Extracted records
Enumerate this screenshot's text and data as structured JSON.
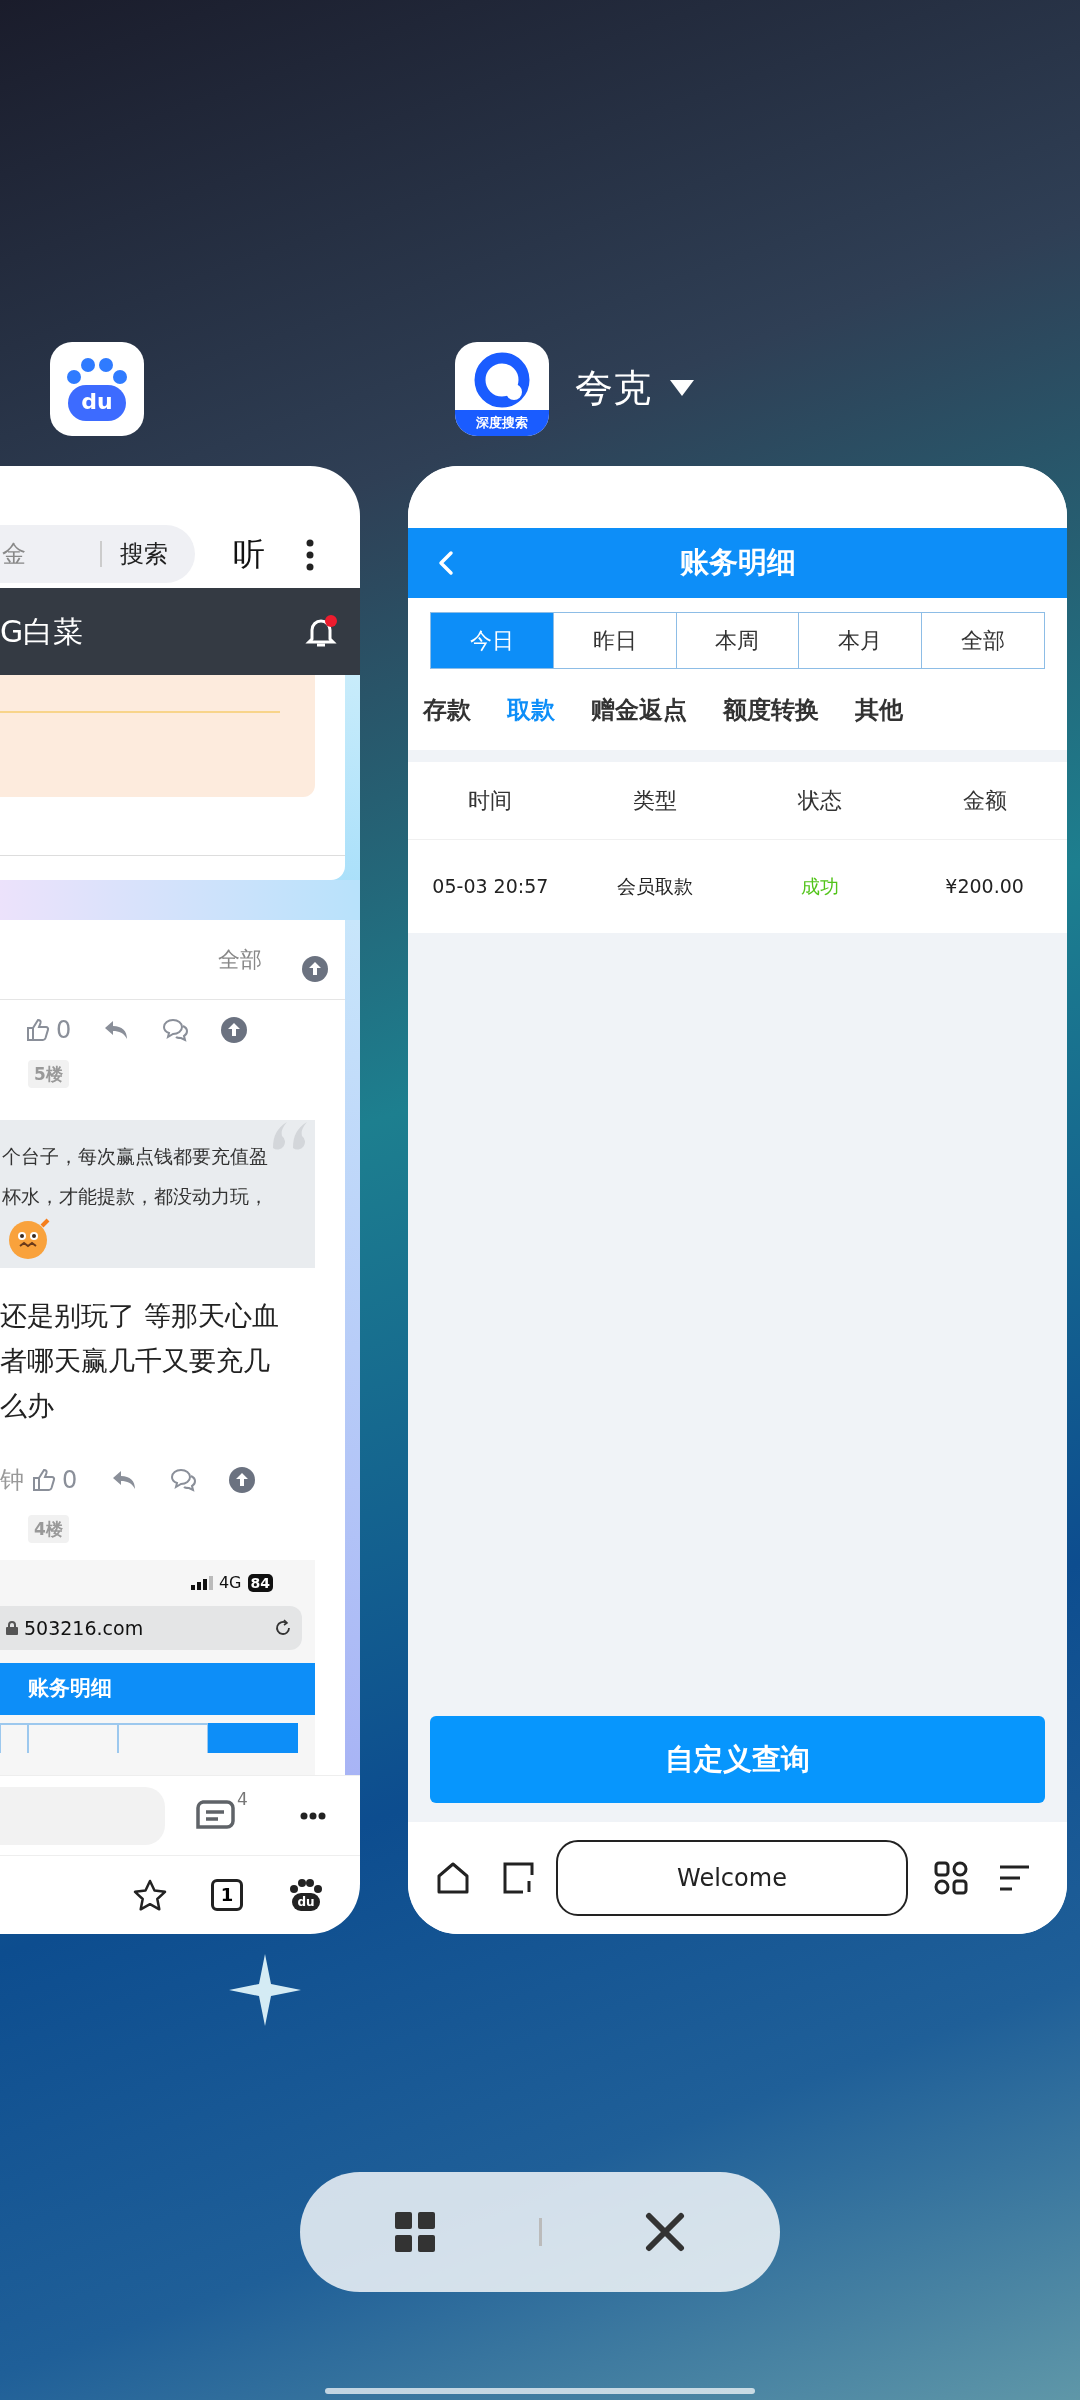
{
  "recent_apps": [
    {
      "kind": "baidu",
      "icon_text": "du"
    },
    {
      "kind": "quark",
      "icon_text": "深度搜索",
      "app_name": "夸克"
    }
  ],
  "baidu_card": {
    "search_placeholder": "金",
    "search_button": "搜索",
    "listen_button": "听",
    "site_title": "G白菜",
    "notification": true,
    "filter": "全部",
    "first_actions": {
      "likes": "0",
      "floor": "5楼"
    },
    "quote_lines": [
      "个台子，每次赢点钱都要充值盈",
      "杯水，才能提款，都没动力玩，"
    ],
    "reply_lines": [
      "还是别玩了 等那天心血",
      "者哪天赢几千又要充几",
      "么办"
    ],
    "second_actions": {
      "time": "钟",
      "likes": "0",
      "floor": "4楼"
    },
    "embedded_screenshot": {
      "network": "4G",
      "battery": "84",
      "url": "503216.com",
      "title": "账务明细"
    },
    "toolbar": {
      "comment_count": "4",
      "tab_count": "1",
      "logo_text": "du"
    }
  },
  "quark_card": {
    "header_title": "账务明细",
    "periods": [
      {
        "label": "今日",
        "selected": true
      },
      {
        "label": "昨日",
        "selected": false
      },
      {
        "label": "本周",
        "selected": false
      },
      {
        "label": "本月",
        "selected": false
      },
      {
        "label": "全部",
        "selected": false
      }
    ],
    "categories": [
      {
        "label": "存款",
        "selected": false
      },
      {
        "label": "取款",
        "selected": true
      },
      {
        "label": "赠金返点",
        "selected": false
      },
      {
        "label": "额度转换",
        "selected": false
      },
      {
        "label": "其他",
        "selected": false
      }
    ],
    "columns": [
      "时间",
      "类型",
      "状态",
      "金额"
    ],
    "rows": [
      {
        "time": "05-03 20:57",
        "type": "会员取款",
        "status": "成功",
        "color": "#52c41a",
        "amount": "¥200.00"
      }
    ],
    "query_button": "自定义查询",
    "address_bar": "Welcome"
  }
}
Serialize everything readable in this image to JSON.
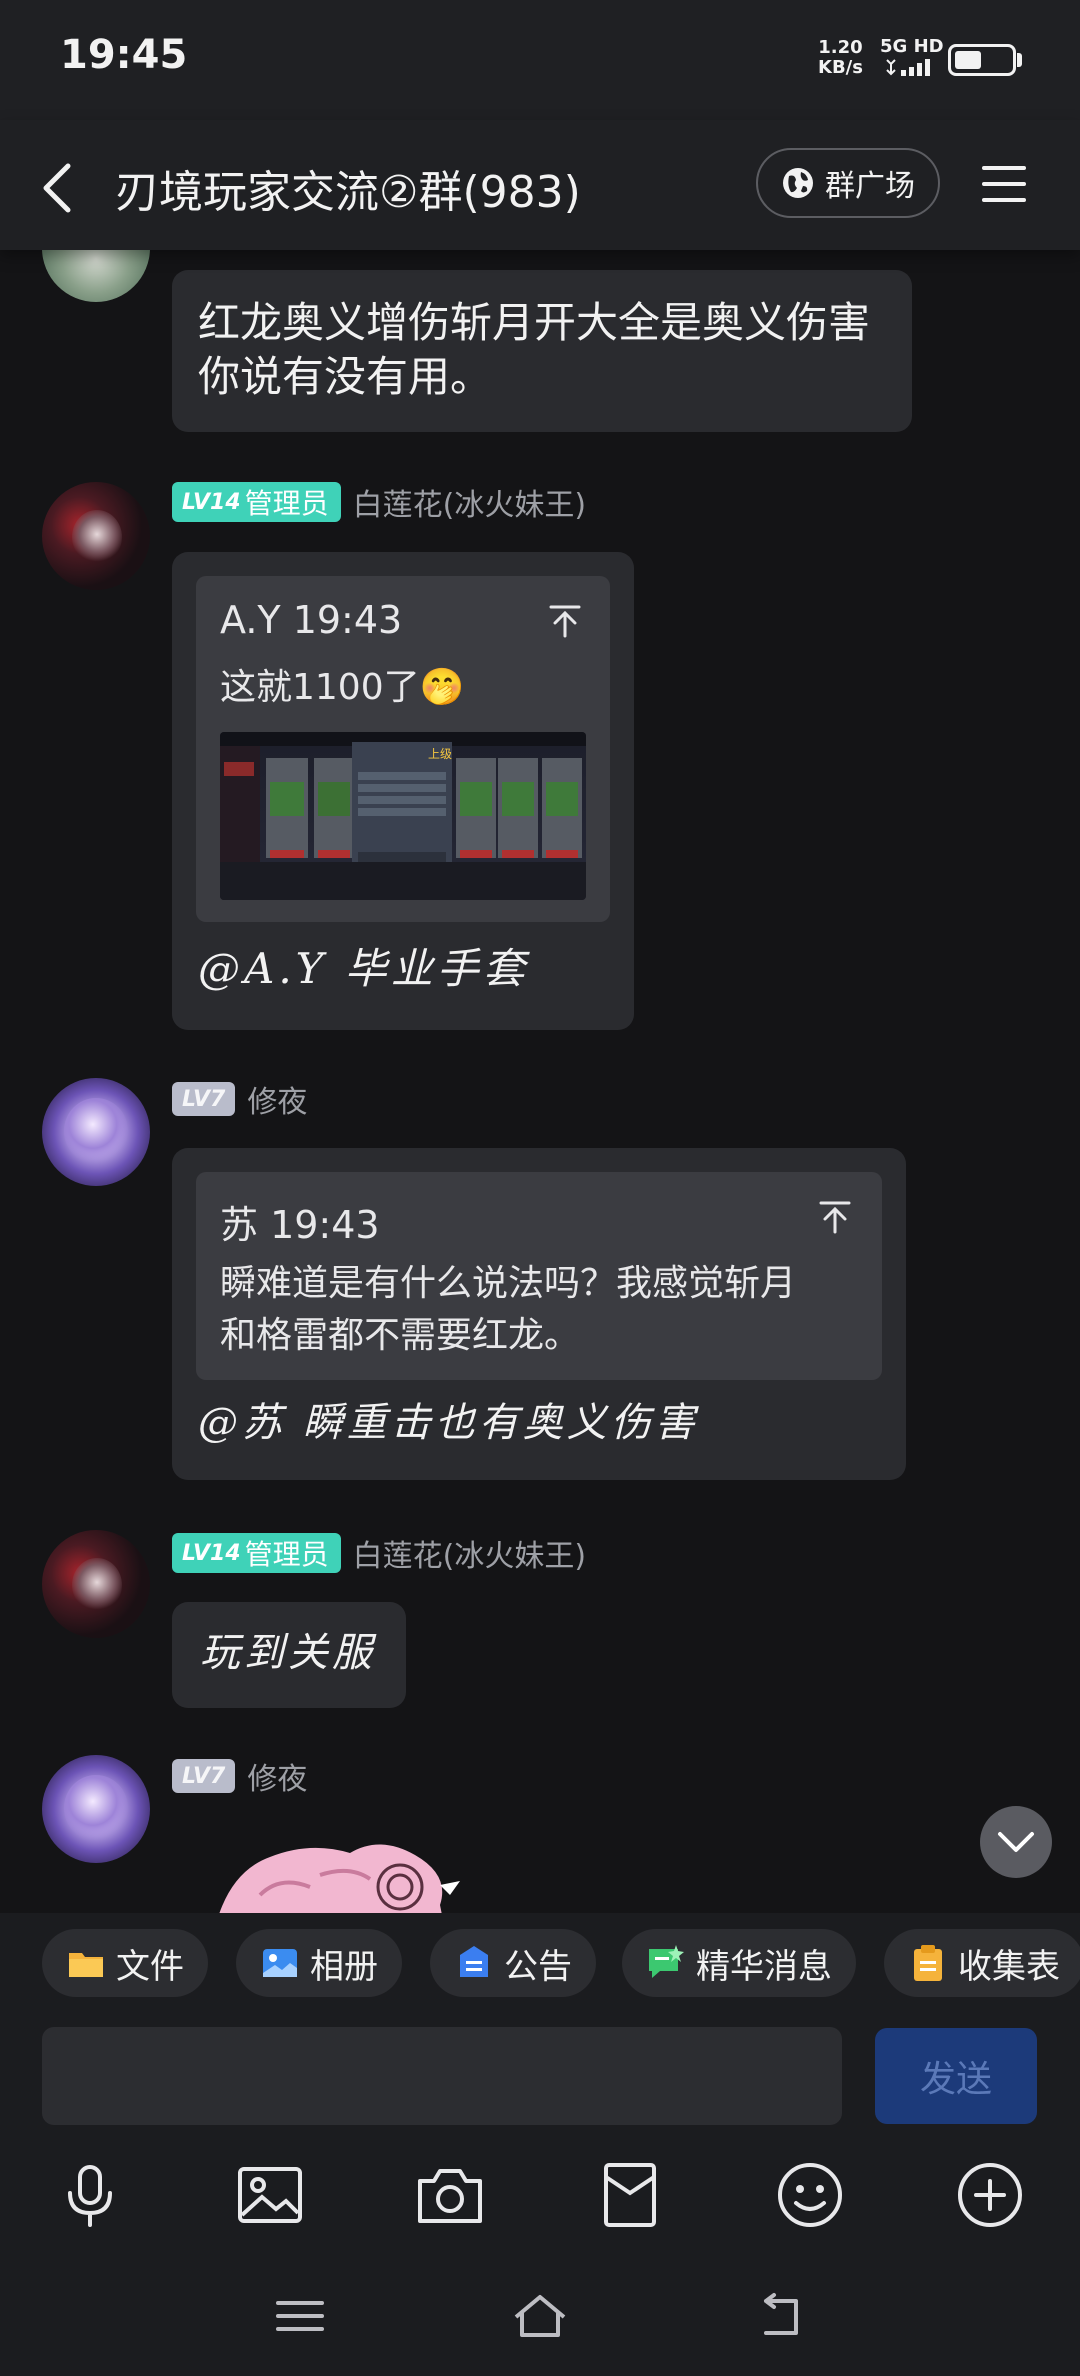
{
  "status_bar": {
    "time": "19:45",
    "speed_value": "1.20",
    "speed_unit": "KB/s",
    "network": "5G HD"
  },
  "header": {
    "title": "刃境玩家交流②群(983)",
    "plaza_label": "群广场"
  },
  "messages": [
    {
      "text": "红龙奥义增伤斩月开大全是奥义伤害你说有没有用。"
    },
    {
      "level": "LV14",
      "role": "管理员",
      "sender": "白莲花(冰火妹王)",
      "quote_author": "A.Y 19:43",
      "quote_text": "这就1100了🤭",
      "reply": "@A.Y 毕业手套"
    },
    {
      "level": "LV7",
      "sender": "修夜",
      "quote_author": "苏 19:43",
      "quote_text_line1": "瞬难道是有什么说法吗？我感觉斩月",
      "quote_text_line2": "和格雷都不需要红龙。",
      "reply": "@苏 瞬重击也有奥义伤害"
    },
    {
      "level": "LV14",
      "role": "管理员",
      "sender": "白莲花(冰火妹王)",
      "reply": "玩到关服"
    },
    {
      "level": "LV7",
      "sender": "修夜"
    }
  ],
  "game_screenshot": {
    "tag": "上级"
  },
  "shortcuts": [
    "文件",
    "相册",
    "公告",
    "精华消息",
    "收集表"
  ],
  "input": {
    "placeholder": "",
    "send_label": "发送"
  },
  "colors": {
    "background": "#141416",
    "bubble": "#2a2b2f",
    "admin_badge": "#3fd2b8",
    "send_button": "#1c3a7a"
  }
}
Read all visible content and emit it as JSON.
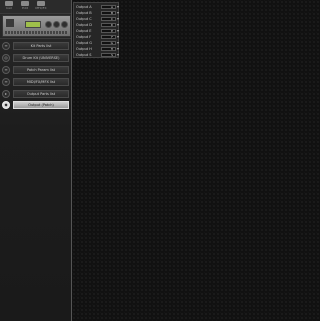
{
  "sidebar": {
    "top_icons": [
      {
        "label": "Inst",
        "icon": "instrument-icon"
      },
      {
        "label": "Edit",
        "icon": "edit-icon"
      },
      {
        "label": "MFX/FX",
        "icon": "effects-icon"
      }
    ],
    "items": [
      {
        "label": "Kit Parts list",
        "icon": "parts-icon"
      },
      {
        "label": "Drum Kit (UNIVERSE)",
        "icon": "drumkit-icon"
      },
      {
        "label": "Patch Param list",
        "icon": "patch-icon"
      },
      {
        "label": "MIDI/FX/MFX list",
        "icon": "midi-icon"
      },
      {
        "label": "Output Parts list",
        "icon": "output-list-icon"
      },
      {
        "label": "Output (Patch)",
        "icon": "output-icon"
      }
    ],
    "selected_index": 5
  },
  "outputs_panel": {
    "rows": [
      {
        "name": "Output A",
        "value": "A"
      },
      {
        "name": "Output B",
        "value": "B"
      },
      {
        "name": "Output C",
        "value": "C"
      },
      {
        "name": "Output D",
        "value": "D"
      },
      {
        "name": "Output E",
        "value": "E"
      },
      {
        "name": "Output F",
        "value": "F"
      },
      {
        "name": "Output G",
        "value": "G"
      },
      {
        "name": "Output H",
        "value": "H"
      },
      {
        "name": "Output S",
        "value": "S"
      }
    ]
  }
}
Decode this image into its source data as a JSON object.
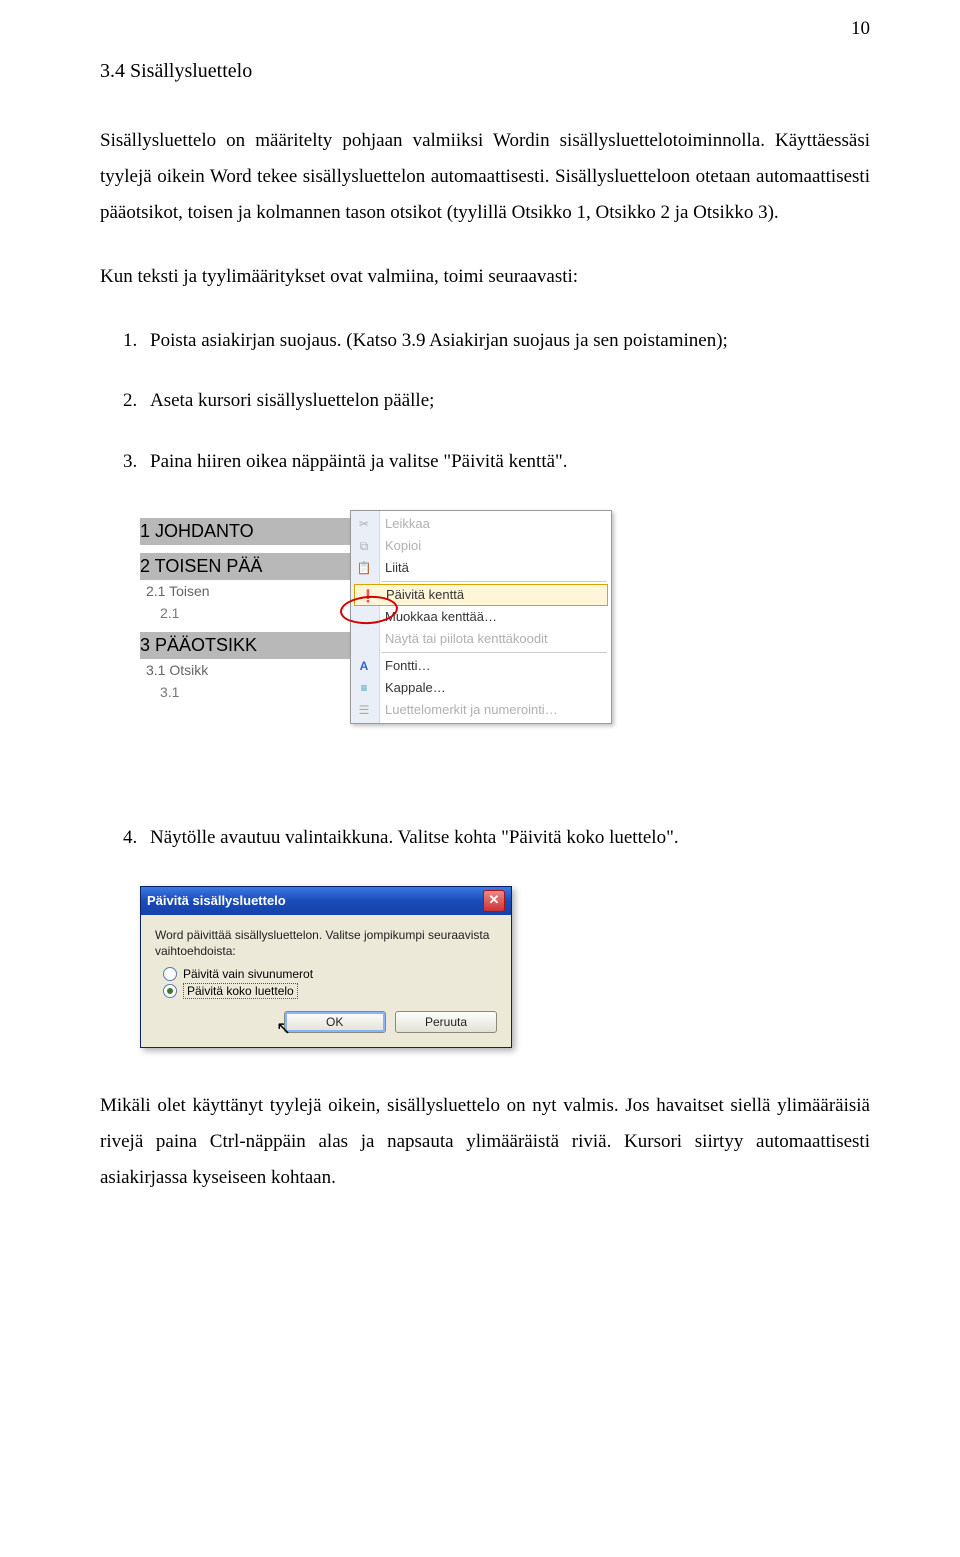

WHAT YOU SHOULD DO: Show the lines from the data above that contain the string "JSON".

EXPECTED OUTPUT:
Enumerate this screenshot's text and data as structured JSON.
Serialize everything readable in this image to JSON.
Read all visible content and emit it as JSON.
Decode this image into its source data as a JSON object.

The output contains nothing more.